By: Henry J. Fromage (Five Beers) –
I’m not sure if I mentioned this before, but for a large portion of my childhood my family didn’t have a television. Besides clearly making me a resounding success unconcerned with the fluff of pop culture and media, it also created a surprising hole in my movie-watching experience. As a result, I didn’t see nostalgia-driven classics like Star Wars, Back to the Future, or Kazaam as a wide-eyed adolescent, but rather a jaded quasi-adult.
This was popular with the kids, right?
Some of these films hold up, while other need some rose-tinted peepers to qualify. Which category will Big fall in?
Big tells the story of a 13 year old Josh, who’s fed up with being small and marginalized.
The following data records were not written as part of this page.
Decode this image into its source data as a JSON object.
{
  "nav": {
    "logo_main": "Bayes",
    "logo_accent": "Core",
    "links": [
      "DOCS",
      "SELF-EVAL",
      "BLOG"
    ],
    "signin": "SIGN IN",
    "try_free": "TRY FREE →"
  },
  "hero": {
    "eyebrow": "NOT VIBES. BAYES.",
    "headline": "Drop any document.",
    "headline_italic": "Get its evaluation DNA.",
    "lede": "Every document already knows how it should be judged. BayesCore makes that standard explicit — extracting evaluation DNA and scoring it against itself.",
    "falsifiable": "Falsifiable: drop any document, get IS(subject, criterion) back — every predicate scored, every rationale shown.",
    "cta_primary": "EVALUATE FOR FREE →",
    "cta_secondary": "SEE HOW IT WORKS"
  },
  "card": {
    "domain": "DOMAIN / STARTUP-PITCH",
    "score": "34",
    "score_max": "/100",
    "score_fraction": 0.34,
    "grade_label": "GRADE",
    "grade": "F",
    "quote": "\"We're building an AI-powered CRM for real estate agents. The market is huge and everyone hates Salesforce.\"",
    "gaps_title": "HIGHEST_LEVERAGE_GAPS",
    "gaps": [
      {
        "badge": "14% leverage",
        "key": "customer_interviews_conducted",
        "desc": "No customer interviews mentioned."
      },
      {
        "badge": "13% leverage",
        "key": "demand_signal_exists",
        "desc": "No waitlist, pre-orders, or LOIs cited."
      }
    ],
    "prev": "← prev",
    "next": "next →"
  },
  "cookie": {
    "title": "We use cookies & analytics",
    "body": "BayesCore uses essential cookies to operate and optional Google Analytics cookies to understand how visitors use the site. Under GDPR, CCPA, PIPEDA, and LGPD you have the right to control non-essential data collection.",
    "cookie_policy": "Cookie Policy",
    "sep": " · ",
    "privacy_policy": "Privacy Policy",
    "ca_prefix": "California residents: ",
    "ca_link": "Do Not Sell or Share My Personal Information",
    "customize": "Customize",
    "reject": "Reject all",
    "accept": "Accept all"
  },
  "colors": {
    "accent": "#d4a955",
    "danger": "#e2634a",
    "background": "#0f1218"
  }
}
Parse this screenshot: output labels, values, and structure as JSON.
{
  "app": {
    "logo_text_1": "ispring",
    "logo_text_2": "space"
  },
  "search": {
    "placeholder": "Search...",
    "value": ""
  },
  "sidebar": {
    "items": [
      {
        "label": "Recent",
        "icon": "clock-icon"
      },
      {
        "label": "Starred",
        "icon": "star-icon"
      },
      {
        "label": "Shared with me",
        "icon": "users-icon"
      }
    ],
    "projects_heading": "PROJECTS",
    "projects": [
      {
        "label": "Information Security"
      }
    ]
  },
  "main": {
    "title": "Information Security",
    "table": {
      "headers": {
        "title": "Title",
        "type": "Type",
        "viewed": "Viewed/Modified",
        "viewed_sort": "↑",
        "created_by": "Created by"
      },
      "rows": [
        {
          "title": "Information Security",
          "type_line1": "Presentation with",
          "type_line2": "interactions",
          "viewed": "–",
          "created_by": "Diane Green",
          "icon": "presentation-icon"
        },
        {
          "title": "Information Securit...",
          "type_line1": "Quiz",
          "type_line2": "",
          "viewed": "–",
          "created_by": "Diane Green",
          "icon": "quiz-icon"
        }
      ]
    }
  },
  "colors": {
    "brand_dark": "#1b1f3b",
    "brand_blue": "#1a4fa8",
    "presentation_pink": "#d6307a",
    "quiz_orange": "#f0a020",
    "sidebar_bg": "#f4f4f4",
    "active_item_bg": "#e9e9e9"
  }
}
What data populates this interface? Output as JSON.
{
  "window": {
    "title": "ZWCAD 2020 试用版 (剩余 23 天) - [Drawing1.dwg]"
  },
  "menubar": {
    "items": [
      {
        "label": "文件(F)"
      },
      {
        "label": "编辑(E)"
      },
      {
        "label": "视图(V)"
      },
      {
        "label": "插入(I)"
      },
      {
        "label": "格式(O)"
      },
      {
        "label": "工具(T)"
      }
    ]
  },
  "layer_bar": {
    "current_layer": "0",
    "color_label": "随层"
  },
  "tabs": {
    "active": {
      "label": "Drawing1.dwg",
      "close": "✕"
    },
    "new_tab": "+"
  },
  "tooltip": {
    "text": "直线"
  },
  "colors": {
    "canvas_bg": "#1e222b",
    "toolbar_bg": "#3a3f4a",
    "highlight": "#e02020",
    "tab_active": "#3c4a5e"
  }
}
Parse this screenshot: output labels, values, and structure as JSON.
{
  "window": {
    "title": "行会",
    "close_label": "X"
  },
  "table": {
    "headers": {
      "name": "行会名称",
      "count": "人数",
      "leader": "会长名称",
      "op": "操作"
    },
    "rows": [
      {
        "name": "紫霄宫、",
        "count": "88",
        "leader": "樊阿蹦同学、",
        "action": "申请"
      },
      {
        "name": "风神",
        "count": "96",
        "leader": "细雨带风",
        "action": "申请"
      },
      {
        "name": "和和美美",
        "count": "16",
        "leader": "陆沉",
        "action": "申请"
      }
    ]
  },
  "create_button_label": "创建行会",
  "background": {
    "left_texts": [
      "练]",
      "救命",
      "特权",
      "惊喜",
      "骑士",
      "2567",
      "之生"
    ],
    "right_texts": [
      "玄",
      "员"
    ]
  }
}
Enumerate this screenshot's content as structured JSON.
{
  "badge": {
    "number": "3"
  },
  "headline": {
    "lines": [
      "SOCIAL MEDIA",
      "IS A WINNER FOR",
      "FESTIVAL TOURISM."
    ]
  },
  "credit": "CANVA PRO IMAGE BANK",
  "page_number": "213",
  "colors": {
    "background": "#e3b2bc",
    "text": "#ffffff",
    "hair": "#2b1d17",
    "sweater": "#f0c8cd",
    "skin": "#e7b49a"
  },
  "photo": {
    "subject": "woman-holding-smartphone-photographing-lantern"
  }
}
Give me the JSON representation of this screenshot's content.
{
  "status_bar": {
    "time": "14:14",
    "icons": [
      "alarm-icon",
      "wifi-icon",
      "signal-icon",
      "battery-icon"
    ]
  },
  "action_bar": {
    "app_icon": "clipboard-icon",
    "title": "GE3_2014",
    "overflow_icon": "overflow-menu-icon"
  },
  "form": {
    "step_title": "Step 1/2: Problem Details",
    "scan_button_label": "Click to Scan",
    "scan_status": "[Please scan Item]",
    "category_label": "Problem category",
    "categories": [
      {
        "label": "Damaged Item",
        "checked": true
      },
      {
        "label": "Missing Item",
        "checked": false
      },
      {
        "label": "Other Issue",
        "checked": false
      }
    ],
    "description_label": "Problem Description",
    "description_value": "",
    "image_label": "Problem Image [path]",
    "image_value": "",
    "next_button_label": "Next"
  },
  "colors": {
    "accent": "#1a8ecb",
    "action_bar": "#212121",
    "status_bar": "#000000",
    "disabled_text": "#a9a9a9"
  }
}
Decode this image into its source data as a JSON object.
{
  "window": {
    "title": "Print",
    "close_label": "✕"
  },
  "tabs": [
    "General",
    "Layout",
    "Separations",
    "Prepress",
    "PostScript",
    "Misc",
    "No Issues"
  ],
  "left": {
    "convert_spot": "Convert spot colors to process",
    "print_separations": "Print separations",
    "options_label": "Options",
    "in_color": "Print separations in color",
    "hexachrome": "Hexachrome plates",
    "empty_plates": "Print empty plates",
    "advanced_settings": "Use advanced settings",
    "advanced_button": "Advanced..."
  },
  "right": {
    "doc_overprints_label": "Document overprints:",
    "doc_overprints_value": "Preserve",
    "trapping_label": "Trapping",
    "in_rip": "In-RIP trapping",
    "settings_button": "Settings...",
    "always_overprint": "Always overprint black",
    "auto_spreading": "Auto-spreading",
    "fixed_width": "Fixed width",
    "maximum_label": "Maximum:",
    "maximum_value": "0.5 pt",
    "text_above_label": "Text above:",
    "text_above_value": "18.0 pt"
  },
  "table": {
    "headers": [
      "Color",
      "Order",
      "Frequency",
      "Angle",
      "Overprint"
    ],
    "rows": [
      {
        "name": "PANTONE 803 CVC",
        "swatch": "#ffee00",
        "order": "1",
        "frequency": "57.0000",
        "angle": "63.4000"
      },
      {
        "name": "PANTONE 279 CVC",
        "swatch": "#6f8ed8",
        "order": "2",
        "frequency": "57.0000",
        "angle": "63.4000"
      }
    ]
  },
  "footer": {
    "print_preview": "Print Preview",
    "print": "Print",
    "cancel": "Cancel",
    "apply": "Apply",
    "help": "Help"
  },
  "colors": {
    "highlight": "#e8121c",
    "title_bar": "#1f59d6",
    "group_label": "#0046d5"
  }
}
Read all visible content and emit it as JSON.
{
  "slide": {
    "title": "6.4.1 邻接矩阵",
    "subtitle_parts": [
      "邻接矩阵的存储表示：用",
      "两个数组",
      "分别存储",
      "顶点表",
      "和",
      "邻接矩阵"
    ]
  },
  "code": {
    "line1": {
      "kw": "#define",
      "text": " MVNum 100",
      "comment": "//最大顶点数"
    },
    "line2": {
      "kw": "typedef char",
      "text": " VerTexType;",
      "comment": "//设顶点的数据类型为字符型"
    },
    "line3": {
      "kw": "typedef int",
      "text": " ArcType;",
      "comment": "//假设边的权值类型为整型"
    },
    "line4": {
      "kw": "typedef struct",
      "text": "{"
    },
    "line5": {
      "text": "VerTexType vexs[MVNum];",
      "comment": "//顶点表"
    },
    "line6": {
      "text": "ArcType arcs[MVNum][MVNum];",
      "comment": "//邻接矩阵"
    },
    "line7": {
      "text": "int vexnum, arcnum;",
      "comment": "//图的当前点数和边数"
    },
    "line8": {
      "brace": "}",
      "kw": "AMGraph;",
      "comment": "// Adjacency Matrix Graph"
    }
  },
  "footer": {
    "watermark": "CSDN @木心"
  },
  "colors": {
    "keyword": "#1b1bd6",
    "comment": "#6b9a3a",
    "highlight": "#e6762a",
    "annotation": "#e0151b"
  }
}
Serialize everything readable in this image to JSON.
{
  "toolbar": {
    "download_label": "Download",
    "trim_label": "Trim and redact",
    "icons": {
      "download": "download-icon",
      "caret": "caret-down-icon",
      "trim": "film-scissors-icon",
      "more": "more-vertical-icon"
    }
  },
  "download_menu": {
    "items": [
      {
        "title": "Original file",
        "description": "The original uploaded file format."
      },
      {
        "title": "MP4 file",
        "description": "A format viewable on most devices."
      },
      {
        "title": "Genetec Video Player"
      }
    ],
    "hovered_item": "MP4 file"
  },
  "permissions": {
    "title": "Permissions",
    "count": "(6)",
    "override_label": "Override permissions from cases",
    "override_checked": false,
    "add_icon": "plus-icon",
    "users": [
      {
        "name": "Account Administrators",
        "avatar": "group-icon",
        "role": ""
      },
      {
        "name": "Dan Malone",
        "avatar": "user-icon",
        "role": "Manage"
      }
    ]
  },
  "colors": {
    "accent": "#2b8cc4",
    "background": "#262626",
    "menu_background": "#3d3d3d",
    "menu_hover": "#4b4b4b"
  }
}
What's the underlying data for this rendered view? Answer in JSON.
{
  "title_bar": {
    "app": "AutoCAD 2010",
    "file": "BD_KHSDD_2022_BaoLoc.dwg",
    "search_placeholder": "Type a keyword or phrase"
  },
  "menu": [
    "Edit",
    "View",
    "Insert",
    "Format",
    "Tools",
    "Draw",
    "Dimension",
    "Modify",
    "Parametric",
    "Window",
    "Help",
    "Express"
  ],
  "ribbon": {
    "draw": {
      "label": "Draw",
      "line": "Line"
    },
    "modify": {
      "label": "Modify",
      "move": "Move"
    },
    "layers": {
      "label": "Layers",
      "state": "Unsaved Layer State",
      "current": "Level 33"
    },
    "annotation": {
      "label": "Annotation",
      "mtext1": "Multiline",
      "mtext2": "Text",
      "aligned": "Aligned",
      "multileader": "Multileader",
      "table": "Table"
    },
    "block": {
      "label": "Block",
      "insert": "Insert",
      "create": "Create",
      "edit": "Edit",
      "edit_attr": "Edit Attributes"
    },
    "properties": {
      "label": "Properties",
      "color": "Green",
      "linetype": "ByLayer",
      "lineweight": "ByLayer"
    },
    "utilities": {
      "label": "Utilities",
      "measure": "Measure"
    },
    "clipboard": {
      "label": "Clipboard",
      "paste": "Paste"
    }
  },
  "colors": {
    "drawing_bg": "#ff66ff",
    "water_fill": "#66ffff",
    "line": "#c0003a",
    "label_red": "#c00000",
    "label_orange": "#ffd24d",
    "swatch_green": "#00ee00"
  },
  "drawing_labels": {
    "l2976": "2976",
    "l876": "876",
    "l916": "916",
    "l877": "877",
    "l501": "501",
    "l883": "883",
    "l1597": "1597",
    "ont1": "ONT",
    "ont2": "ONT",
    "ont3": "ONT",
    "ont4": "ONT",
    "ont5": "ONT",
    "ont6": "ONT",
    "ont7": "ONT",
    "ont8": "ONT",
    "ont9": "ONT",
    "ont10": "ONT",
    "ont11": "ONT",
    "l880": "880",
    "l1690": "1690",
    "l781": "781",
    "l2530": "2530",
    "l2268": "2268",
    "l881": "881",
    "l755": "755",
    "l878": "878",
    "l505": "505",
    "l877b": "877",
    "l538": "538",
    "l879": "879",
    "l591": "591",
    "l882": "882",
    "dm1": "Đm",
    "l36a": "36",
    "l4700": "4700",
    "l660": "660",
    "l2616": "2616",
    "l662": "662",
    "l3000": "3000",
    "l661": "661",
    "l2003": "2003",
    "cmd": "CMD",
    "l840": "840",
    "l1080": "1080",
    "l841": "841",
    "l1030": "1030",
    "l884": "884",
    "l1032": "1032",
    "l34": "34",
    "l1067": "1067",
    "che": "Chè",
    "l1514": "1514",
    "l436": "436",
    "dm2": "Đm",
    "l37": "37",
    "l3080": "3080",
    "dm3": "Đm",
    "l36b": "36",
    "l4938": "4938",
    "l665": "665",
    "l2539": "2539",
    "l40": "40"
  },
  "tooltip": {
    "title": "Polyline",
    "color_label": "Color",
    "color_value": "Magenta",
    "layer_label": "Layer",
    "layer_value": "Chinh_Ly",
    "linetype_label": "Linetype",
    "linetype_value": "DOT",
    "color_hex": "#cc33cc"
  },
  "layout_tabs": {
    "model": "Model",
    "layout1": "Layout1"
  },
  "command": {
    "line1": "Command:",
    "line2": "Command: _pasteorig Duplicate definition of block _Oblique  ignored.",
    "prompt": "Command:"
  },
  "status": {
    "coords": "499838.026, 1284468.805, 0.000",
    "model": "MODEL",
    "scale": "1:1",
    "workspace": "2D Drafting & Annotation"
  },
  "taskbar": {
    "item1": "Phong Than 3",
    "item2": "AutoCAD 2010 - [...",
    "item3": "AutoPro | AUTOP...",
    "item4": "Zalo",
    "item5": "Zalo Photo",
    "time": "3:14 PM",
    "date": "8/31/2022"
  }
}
At a carnival, he encounters a fortune telling machine possessed of Satan, which grants him his wish… to be big. The next morning he wakes up in his tighty-whities with Tom Hanks’ body. Hilarity, hijinks, and emotional devastation ensue.
You can see why this is a childhood classic for so many. Besides justifiably iconic scenes like Hanks and Robert Loggia playing “Chopsticks” on the giant piano at FAO Schwarz, or Zoltar’s red eyes boring into your soul, this movie represents some potent wish fulfillment. What thirteen year old doesn’t want to become a toy company executive… and bang a coworker?
Actually, that’s a pretty good question. It seems like Hanks acts simultaneously a bit too young (shouldn’t he be outgrowing Transformers?) and a bit too old (relatively mature sex drive) for a thirteen year old. He’s basically Buddy the Elf with more PG-inappropriate urges.
Or, considering Zooey Deschanel, more appropriate ones
For all his parents know, Josh was kidnapped by a 30 year old man trouncing around in his underwear, and yet they appear to make no attempt whatsoever to recover their son. Periodic phone calls, in which they never actually hear their son’s voice, but are assured their son is just fine by the apparent kidnapper himself, are enough to keep them at bay.
It seems a bit nitpicky to harp on a movie for being dated 30+ years after its release, but when you allow your hair, makeup, and wardrobe departments to commit this atrocity, you aren’t counting on posterity.
That ending… not only is it corny as all hell, but what happens next? Adult girlfriend Susan now understands that she’s been sexually molesting a child for the last few months… that’s got to leave a mark. Meanwhile, Josh has a lot of ‘splainin’ to do, at least to his parents, and probably to authorities. Also, he did an awful lot of growing up way out of line with what a normal person should. Best case scenario, he ends up in the porn industry. More likely, his parents more or less correctly assume he spent his time away getting diddled, judging by the outsized carnal knowledge and desire he’s now displaying, and spend all of his college tuition savings on a barrage of psychiatrists.
Which can only do so much
I can understand how this is a childhood classic for many, but if you consider the implications for even a few minutes, it’s straight horrifying.
Take a Drink: every time someone talks about toys
Take a Drink: whenever someone freaks out
Do a Shot: whenever Hanks does something 13 years old have no business doing